“She was just the girl next door and they were drawn just to her,” Anka said. “She had that thing. She had the it, and there was just no stopping it.”
They eventually drifted apart, but during the time they were together, he said, Disney tried to end their relationship, resulting in one of Anka’s biggest hits, “Puppy Love.”
“The Disney crowd, and understandably so, didn’t want her too involved at too young an age,” Anka told the AP. “We had our professional careers and what have you, and they continued to tell her it was a puppy love, and marriage should not be in question. And I wrote about it.”
When “The Mickey Mouse Club” ended, Funicello was the only cast member to remain under contract to the studio. She appeared in such Disney movies as “Johnny Tremain,” “The Shaggy Dog,” “The Horsemasters,” “Babes in Toyland,” “The Misadventures of Merlin Jones” and “The Monkey’s Uncle.”
She also became a recording star, singing on 15 albums and hit singles such as “Tall Paul” and “Pineapple Princess.”
Outgrowing the kid roles by the early ’60s, Annette teamed with Avalon in a series of movies for American-International, the first film company to exploit the burgeoning teen market.
The filmmakers weren’t aiming for art and never stumbled across it. As Halliwell’s Film Guide says of “Beach Party”: “Quite tolerable in itself, it started an excruciating trend.”
The beach films featured ample youthful skin. But not Funicello’s.
She remembered in 1987: “Mr. Disney said to me one day, ‘Annette, I have a favor to ask of you. I know all the girls are wearing bikinis, but you have an image to uphold. I would appreciate it if you would wear a one-piece suit.’ I did, and I never regretted it.”
The shift in teen tastes begun by the Beatles in 1964 and Funicello’s first marriage the following year pretty much killed off the beach-movie genre.
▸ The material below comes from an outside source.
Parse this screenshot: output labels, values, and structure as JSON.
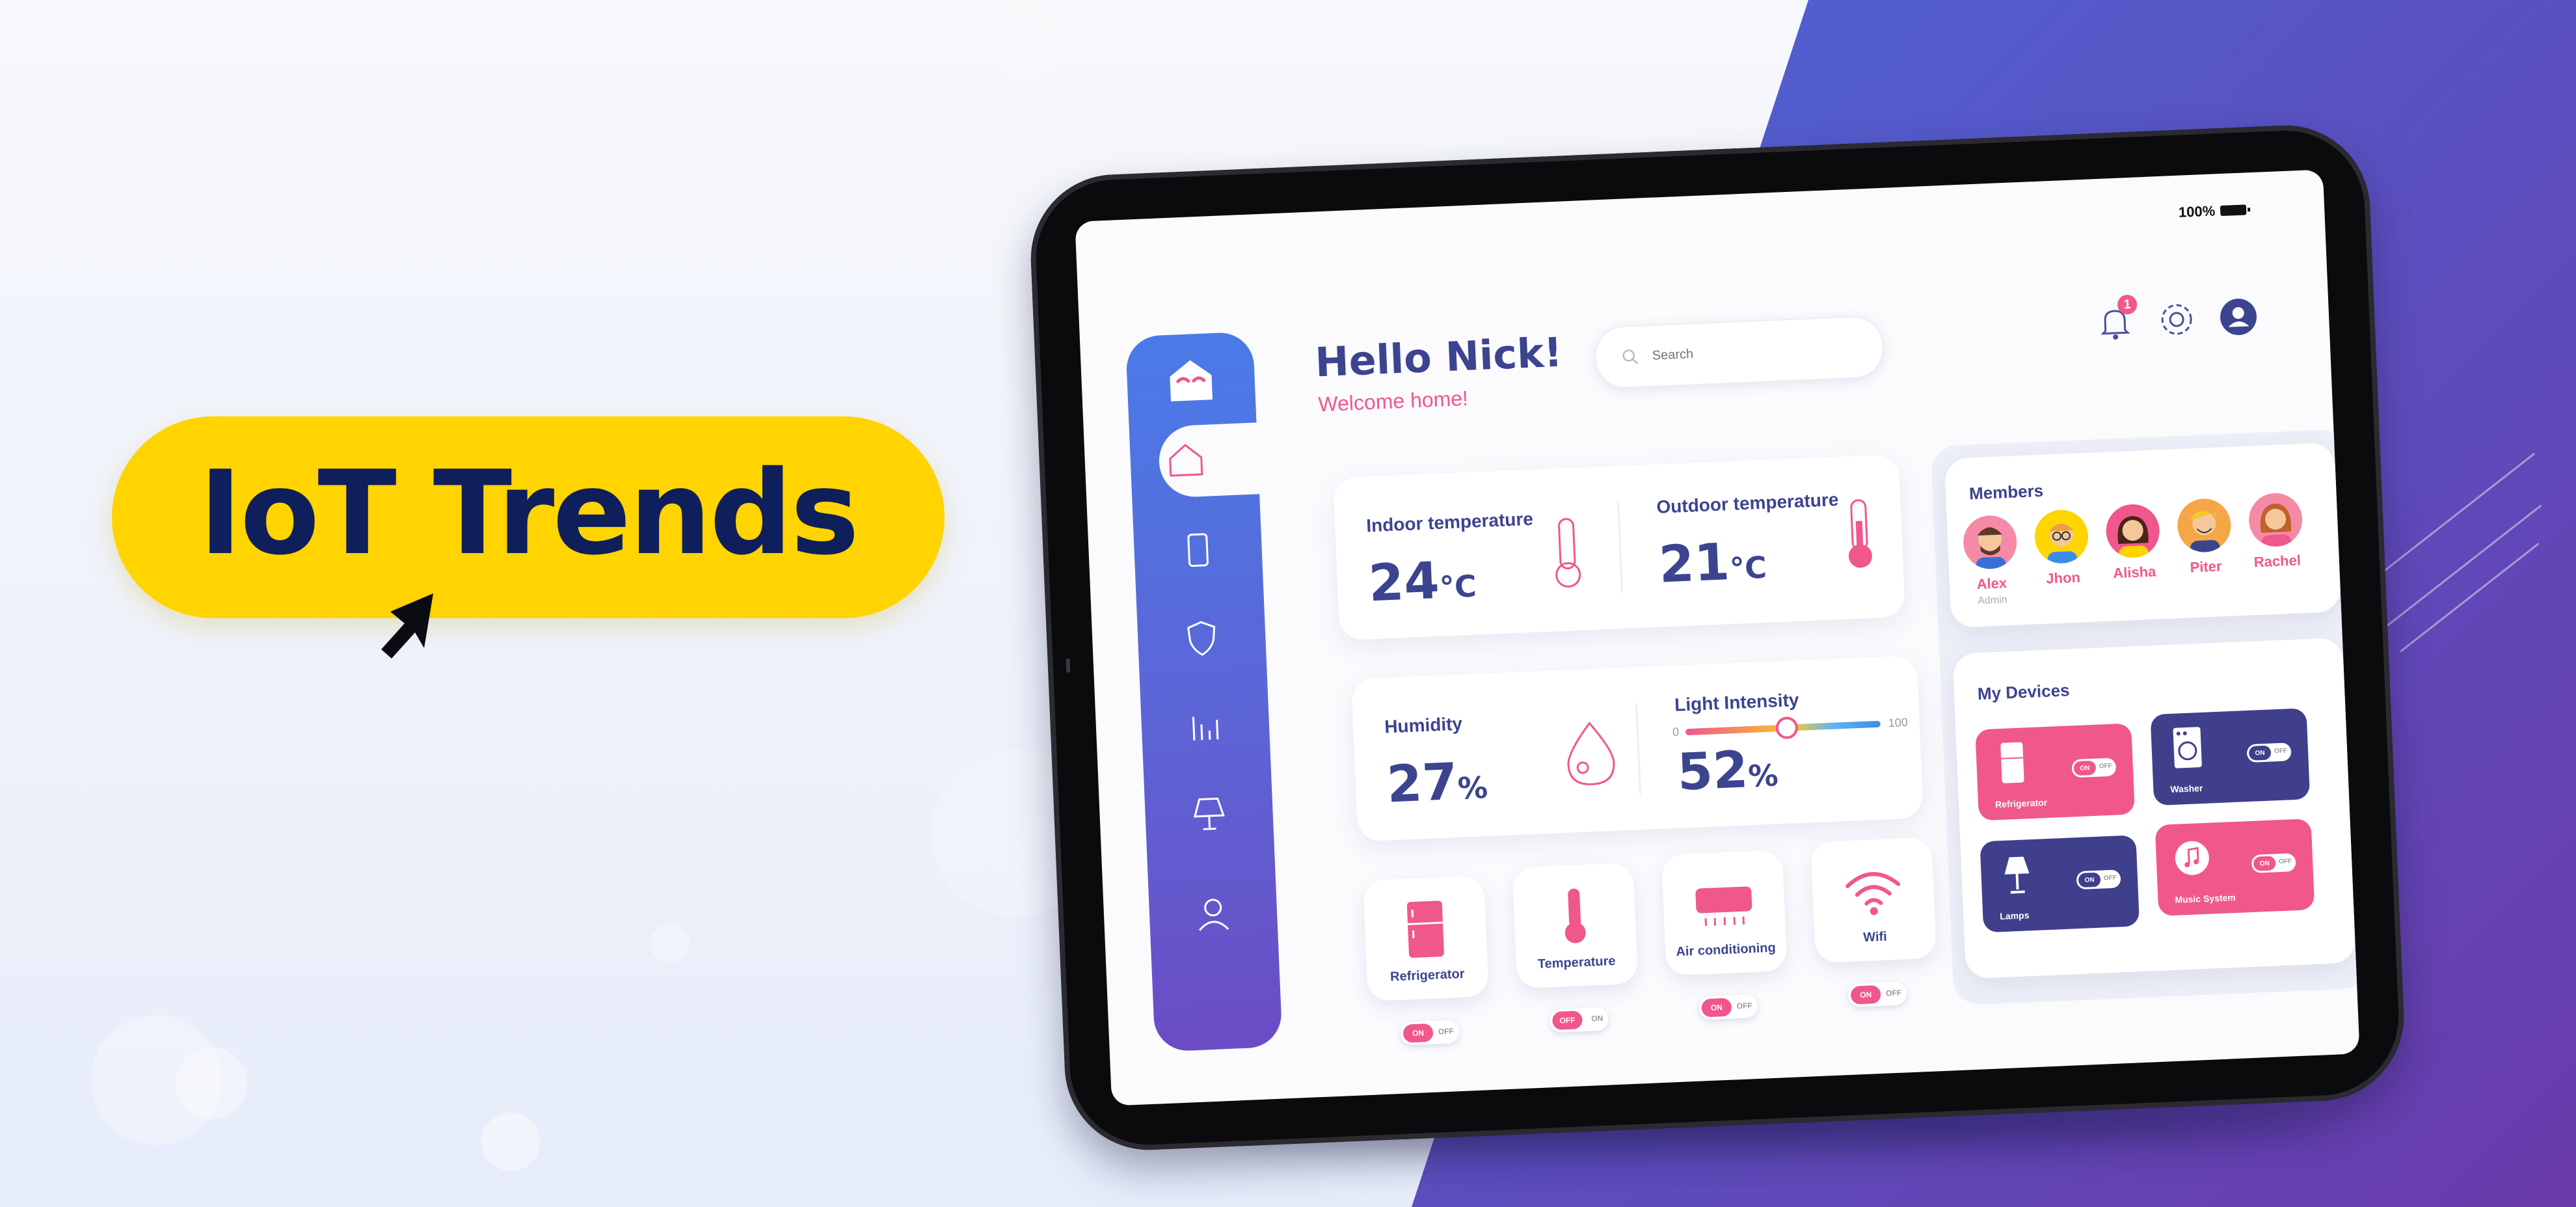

In the 1970s, she made commercials for Skippy peanut butter, appearing with her real-life children.
She and Avalon were reunited in the 1987 movie “Back to the Beach,” in which Lori Loughlin played their daughter.
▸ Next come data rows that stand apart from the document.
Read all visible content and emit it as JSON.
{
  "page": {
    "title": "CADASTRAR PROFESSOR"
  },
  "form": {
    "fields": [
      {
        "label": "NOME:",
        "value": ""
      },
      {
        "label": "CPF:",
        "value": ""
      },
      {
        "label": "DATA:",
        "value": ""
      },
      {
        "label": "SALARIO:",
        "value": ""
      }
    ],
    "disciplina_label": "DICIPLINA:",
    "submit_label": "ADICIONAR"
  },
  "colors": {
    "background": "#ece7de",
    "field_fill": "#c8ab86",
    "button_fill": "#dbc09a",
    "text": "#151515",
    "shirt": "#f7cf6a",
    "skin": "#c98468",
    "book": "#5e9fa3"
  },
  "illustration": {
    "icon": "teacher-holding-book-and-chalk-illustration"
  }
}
It was during the filming of “Back to the Beach” that Funicello noticed she had trouble walking – the first insidious sign of MS. She gradually lost control of her legs. Fearing people might think she was drunk, she went public with her condition in 1992.
She wrote of her triumphs and struggles in her 1994 autobiography, “A Dream Is a Wish Your Heart Makes” – the title taken from a Disney song. In 1995, she appeared in a television docudrama based on her book. And she spoke openly about the degenerative effects of MS.